* **To do**
Retyping the records exactly is the whole task.

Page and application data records
◆ ◆ ◆ ◆
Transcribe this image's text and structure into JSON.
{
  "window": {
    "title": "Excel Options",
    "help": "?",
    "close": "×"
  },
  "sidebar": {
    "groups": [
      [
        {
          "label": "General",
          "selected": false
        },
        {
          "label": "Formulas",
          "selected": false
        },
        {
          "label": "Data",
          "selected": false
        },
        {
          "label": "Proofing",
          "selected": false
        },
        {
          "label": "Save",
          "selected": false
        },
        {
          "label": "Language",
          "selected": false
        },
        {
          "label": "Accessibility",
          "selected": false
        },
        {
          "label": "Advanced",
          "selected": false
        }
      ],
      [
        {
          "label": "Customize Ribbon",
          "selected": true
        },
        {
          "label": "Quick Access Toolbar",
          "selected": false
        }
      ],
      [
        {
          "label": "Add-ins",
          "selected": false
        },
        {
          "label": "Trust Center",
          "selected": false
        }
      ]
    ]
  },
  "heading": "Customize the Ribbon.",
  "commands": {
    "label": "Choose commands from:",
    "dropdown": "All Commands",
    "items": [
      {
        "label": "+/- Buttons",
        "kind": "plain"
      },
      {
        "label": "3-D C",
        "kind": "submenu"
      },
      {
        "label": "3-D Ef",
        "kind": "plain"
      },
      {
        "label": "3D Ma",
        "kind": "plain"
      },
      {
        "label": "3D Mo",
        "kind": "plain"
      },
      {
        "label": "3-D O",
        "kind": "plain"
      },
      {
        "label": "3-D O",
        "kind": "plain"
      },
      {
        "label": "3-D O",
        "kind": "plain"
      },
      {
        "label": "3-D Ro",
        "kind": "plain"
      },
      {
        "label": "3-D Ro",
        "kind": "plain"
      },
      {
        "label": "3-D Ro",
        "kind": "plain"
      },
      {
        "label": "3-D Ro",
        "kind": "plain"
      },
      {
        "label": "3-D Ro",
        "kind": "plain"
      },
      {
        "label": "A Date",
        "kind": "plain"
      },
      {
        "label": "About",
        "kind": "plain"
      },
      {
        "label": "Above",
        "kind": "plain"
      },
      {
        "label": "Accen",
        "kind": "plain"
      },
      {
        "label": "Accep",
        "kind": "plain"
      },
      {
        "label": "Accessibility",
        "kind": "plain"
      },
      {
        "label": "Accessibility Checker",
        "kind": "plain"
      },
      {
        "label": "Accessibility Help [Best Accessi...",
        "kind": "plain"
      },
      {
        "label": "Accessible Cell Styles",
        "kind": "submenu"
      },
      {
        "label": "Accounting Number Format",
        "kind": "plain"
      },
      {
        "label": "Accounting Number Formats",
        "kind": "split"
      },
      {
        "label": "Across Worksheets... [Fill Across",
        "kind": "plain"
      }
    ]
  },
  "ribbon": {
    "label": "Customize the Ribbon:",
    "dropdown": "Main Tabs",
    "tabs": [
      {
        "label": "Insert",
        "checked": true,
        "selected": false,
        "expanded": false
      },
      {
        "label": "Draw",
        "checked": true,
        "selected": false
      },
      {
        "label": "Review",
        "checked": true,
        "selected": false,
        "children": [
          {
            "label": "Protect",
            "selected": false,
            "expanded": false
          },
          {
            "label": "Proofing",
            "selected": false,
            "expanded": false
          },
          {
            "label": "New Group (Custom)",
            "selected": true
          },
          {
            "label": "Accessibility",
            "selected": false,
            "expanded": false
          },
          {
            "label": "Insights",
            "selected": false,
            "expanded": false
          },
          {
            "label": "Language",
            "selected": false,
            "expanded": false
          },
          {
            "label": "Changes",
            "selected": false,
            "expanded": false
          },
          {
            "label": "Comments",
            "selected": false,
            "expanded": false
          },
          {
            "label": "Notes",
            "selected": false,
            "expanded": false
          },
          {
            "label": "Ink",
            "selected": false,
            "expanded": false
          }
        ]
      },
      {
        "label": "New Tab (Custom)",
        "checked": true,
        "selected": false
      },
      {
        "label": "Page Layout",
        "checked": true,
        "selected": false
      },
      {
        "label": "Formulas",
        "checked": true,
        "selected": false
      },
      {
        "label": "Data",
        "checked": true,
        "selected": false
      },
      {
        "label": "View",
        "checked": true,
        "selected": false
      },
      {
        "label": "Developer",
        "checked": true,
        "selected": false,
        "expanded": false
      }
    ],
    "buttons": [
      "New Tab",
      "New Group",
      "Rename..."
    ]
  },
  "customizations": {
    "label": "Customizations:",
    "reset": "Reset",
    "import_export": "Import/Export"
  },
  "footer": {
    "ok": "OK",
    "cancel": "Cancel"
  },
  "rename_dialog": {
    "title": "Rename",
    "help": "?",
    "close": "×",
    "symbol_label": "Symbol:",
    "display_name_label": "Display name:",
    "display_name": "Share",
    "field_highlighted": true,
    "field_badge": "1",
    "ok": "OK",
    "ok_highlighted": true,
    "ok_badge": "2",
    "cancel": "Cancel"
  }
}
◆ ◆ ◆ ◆
* **Problem solution**
Transcribe this image's text and structure into JSON.
{
  "window": {
    "title": "Excel Options",
    "help": "?",
    "close": "×"
  },
  "sidebar": {
    "groups": [
      [
        {
          "label": "General",
          "selected": false
        },
        {
          "label": "Formulas",
          "selected": false
        },
        {
          "label": "Data",
          "selected": false
        },
        {
          "label": "Proofing",
          "selected": false
        },
        {
          "label": "Save",
          "selected": false
        },
        {
          "label": "Language",
          "selected": false
        },
        {
          "label": "Accessibility",
          "selected": false
        },
        {
          "label": "Advanced",
          "selected": false
        }
      ],
      [
        {
          "label": "Customize Ribbon",
          "selected": true
        },
        {
          "label": "Quick Access Toolbar",
          "selected": false
        }
      ],
      [
        {
          "label": "Add-ins",
          "selected": false
        },
        {
          "label": "Trust Center",
          "selected": false
        }
      ]
    ]
  },
  "heading": "Customize the Ribbon.",
  "commands": {
    "label": "Choose commands from:",
    "dropdown": "All Commands",
    "items": [
      {
        "label": "+/- Buttons",
        "kind": "plain"
      },
      {
        "label": "3-D C",
        "kind": "submenu"
      },
      {
        "label": "3-D Ef",
        "kind": "plain"
      },
      {
        "label": "3D Ma",
        "kind": "plain"
      },
      {
        "label": "3D Mo",
        "kind": "plain"
      },
      {
        "label": "3-D O",
        "kind": "plain"
      },
      {
        "label": "3-D O",
        "kind": "plain"
      },
      {
        "label": "3-D O",
        "kind": "plain"
      },
      {
        "label": "3-D Ro",
        "kind": "plain"
      },
      {
        "label": "3-D Ro",
        "kind": "plain"
      },
      {
        "label": "3-D Ro",
        "kind": "plain"
      },
      {
        "label": "3-D Ro",
        "kind": "plain"
      },
      {
        "label": "3-D Ro",
        "kind": "plain"
      },
      {
        "label": "A Date",
        "kind": "plain"
      },
      {
        "label": "About",
        "kind": "plain"
      },
      {
        "label": "Above",
        "kind": "plain"
      },
      {
        "label": "Accen",
        "kind": "plain"
      },
      {
        "label": "Accep",
        "kind": "plain"
      },
      {
        "label": "Accessibility",
        "kind": "plain"
      },
      {
        "label": "Accessibility Checker",
        "kind": "plain"
      },
      {
        "label": "Accessibility Help [Best Accessi...",
        "kind": "plain"
      },
      {
        "label": "Accessible Cell Styles",
        "kind": "submenu"
      },
      {
        "label": "Accounting Number Format",
        "kind": "plain"
      },
      {
        "label": "Accounting Number Formats",
        "kind": "split"
      },
      {
        "label": "Across Worksheets... [Fill Across",
        "kind": "plain"
      }
    ]
  },
  "ribbon": {
    "label": "Customize the Ribbon:",
    "dropdown": "Main Tabs",
    "tabs": [
      {
        "label": "Insert",
        "checked": true,
        "selected": false,
        "expanded": false
      },
      {
        "label": "Draw",
        "checked": true,
        "selected": false
      },
      {
        "label": "Review",
        "checked": true,
        "selected": false,
        "children": [
          {
            "label": "Protect",
            "selected": false,
            "expanded": false
          },
          {
            "label": "Proofing",
            "selected": false,
            "expanded": false
          },
          {
            "label": "New Group (Custom)",
            "selected": true
          },
          {
            "label": "Accessibility",
            "selected": false,
            "expanded": false
          },
          {
            "label": "Insights",
            "selected": false,
            "expanded": false
          },
          {
            "label": "Language",
            "selected": false,
            "expanded": false
          },
          {
            "label": "Changes",
            "selected": false,
            "expanded": false
          },
          {
            "label": "Comments",
            "selected": false,
            "expanded": false
          },
          {
            "label": "Notes",
            "selected": false,
            "expanded": false
          },
          {
            "label": "Ink",
            "selected": false,
            "expanded": false
          }
        ]
      },
      {
        "label": "New Tab (Custom)",
        "checked": true,
        "selected": false
      },
      {
        "label": "Page Layout",
        "checked": true,
        "selected": false
      },
      {
        "label": "Formulas",
        "checked": true,
        "selected": false
      },
      {
        "label": "Data",
        "checked": true,
        "selected": false
      },
      {
        "label": "View",
        "checked": true,
        "selected": false
      },
      {
        "label": "Developer",
        "checked": true,
        "selected": false,
        "expanded": false
      }
    ],
    "buttons": [
      "New Tab",
      "New Group",
      "Rename..."
    ]
  },
  "customizations": {
    "label": "Customizations:",
    "reset": "Reset",
    "import_export": "Import/Export"
  },
  "footer": {
    "ok": "OK",
    "cancel": "Cancel"
  },
  "rename_dialog": {
    "title": "Rename",
    "help": "?",
    "close": "×",
    "symbol_label": "Symbol:",
    "display_name_label": "Display name:",
    "display_name": "Share",
    "field_highlighted": true,
    "field_badge": "1",
    "ok": "OK",
    "ok_highlighted": true,
    "ok_badge": "2",
    "cancel": "Cancel"
  }
}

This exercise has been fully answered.